-- Opening Marker --

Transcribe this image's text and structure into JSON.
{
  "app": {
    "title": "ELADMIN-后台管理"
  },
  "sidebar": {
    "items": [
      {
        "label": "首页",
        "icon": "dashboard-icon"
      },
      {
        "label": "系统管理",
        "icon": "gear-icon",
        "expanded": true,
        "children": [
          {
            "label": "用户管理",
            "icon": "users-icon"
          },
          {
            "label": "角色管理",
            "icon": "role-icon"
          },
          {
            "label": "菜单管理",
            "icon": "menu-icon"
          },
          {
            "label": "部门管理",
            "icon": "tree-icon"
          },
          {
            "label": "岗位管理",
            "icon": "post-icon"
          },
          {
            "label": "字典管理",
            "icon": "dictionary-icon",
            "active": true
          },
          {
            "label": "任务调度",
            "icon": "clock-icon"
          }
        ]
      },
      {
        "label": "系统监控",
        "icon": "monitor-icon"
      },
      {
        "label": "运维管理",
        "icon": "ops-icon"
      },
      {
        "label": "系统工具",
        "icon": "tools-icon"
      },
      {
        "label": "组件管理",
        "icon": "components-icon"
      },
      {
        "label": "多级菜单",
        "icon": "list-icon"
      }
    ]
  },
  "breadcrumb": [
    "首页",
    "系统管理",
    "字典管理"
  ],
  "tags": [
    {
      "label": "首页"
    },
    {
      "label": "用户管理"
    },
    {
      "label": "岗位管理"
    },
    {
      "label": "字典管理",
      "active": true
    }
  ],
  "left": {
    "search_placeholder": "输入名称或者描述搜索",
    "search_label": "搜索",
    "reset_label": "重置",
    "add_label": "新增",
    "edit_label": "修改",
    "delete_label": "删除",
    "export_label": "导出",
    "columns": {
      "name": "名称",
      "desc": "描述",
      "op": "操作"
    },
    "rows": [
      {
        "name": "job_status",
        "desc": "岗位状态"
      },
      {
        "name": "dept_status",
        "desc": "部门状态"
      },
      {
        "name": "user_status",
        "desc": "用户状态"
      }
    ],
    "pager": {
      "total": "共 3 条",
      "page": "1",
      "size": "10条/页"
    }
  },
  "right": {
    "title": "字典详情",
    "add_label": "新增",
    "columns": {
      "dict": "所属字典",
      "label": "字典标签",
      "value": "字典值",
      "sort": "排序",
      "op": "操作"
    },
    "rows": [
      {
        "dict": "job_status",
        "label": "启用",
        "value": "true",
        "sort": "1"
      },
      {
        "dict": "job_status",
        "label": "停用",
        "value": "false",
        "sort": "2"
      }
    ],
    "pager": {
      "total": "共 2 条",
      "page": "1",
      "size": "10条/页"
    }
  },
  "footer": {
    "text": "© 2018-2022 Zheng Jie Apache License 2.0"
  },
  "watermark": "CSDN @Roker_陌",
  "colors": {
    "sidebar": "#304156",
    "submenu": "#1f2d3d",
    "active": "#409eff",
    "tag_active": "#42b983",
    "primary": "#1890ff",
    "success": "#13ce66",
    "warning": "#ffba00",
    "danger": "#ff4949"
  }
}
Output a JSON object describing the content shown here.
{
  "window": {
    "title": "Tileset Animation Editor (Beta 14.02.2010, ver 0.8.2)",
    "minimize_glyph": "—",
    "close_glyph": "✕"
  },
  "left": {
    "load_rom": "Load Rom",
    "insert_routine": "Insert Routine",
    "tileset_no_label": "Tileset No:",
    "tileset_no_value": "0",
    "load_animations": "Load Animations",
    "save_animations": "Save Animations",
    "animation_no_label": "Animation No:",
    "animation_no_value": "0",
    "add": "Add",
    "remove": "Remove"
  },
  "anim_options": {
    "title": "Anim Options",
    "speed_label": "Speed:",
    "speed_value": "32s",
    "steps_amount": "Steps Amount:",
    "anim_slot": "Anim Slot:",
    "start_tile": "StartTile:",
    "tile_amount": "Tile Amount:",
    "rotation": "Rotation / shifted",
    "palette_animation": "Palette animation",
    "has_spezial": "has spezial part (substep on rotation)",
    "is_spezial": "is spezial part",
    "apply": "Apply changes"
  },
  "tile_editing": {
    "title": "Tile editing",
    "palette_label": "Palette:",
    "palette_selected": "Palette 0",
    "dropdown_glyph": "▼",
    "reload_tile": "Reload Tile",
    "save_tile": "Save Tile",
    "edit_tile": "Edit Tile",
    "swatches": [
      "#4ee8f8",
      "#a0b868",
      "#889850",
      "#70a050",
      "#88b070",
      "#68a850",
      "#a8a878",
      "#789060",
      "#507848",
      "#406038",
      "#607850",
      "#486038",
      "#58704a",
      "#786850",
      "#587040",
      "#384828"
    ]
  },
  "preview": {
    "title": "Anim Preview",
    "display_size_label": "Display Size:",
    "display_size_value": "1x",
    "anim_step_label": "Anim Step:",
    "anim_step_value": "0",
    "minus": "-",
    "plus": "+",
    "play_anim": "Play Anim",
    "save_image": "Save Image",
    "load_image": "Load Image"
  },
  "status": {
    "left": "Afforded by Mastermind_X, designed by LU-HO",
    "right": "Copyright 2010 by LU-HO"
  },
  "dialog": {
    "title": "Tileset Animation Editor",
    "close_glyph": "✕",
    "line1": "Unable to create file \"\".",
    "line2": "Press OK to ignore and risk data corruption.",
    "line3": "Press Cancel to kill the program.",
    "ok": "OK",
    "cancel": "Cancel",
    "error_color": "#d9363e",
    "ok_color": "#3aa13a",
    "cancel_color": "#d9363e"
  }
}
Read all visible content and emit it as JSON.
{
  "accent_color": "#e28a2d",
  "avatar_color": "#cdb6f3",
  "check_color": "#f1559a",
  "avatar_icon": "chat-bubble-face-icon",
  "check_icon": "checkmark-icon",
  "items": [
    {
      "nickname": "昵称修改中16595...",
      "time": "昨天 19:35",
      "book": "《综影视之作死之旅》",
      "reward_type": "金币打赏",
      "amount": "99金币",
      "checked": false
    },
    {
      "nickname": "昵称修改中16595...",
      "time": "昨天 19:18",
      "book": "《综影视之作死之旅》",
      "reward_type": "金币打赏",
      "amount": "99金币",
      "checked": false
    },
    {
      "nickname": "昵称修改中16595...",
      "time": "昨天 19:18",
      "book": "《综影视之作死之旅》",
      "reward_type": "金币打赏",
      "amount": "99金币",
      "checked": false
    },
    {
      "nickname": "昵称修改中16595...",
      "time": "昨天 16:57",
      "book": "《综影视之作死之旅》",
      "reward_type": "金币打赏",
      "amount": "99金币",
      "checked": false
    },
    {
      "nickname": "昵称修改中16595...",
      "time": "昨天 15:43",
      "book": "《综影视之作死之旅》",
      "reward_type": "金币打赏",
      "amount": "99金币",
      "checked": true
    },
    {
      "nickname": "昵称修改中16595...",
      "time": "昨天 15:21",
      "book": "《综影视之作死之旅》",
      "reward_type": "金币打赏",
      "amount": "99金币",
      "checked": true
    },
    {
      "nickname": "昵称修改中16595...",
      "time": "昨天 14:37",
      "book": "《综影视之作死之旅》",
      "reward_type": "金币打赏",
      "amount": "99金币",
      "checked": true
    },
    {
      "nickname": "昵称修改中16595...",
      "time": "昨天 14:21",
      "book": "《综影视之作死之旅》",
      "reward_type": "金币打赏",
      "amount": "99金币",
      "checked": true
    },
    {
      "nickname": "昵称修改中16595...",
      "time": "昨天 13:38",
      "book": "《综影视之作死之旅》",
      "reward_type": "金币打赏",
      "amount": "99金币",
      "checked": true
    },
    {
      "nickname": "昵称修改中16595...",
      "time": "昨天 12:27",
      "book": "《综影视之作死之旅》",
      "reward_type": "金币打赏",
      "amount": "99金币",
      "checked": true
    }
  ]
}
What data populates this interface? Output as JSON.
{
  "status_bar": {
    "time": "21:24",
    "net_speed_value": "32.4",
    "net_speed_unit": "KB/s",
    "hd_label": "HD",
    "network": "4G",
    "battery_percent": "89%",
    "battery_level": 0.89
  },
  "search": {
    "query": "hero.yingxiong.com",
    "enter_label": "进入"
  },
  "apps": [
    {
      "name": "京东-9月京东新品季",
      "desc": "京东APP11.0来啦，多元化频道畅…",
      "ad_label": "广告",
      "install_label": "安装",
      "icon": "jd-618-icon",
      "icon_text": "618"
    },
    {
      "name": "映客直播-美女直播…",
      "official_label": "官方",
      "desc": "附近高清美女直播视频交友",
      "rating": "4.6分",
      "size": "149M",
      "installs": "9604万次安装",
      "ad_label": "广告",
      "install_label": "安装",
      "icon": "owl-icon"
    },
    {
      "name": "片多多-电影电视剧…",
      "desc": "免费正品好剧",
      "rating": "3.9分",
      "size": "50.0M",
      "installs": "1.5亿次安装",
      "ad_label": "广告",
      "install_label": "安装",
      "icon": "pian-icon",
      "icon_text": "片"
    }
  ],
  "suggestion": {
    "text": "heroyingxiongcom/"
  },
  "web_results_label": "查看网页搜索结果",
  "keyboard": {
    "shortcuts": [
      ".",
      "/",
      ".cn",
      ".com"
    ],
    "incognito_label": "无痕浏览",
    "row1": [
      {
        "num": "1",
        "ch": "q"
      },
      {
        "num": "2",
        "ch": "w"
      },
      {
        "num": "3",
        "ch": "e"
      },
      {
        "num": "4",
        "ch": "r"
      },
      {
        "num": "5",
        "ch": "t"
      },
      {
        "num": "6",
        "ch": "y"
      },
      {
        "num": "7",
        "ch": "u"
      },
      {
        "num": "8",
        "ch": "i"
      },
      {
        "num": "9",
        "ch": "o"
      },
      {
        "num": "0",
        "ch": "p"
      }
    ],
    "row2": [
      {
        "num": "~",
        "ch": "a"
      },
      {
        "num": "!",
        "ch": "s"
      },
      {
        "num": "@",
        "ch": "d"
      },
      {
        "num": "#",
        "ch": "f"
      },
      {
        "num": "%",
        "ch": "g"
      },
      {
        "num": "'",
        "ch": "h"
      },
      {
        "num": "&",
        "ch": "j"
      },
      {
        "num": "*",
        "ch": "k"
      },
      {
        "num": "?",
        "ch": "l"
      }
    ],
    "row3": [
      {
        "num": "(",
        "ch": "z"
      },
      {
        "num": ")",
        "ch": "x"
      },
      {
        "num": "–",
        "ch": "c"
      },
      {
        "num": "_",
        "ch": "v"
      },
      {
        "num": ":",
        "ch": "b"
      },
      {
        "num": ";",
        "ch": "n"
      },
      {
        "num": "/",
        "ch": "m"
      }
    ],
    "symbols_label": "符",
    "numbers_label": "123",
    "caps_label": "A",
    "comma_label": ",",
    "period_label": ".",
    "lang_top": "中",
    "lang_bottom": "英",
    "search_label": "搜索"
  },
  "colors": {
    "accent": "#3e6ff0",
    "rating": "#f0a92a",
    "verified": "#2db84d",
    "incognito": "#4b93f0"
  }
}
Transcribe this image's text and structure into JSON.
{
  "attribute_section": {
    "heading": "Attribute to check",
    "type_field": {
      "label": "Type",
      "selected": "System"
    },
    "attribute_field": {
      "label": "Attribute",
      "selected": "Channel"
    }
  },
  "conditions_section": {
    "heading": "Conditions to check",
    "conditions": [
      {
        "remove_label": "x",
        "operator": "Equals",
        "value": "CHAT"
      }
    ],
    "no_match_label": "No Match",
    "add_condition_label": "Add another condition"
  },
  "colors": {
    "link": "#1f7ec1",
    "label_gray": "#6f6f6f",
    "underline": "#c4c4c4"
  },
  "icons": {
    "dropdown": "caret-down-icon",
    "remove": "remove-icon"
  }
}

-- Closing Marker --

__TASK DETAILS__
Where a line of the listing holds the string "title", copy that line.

__SOLVED EXERCISE__
    "title": "ELADMIN-后台管理"
    "title": "字典详情",
    "title": "Tileset Animation Editor (Beta 14.02.2010, ver 0.8.2)",
    "title": "Anim Options",
    "title": "Tile editing",
    "title": "Anim Preview",
    "title": "Tileset Animation Editor",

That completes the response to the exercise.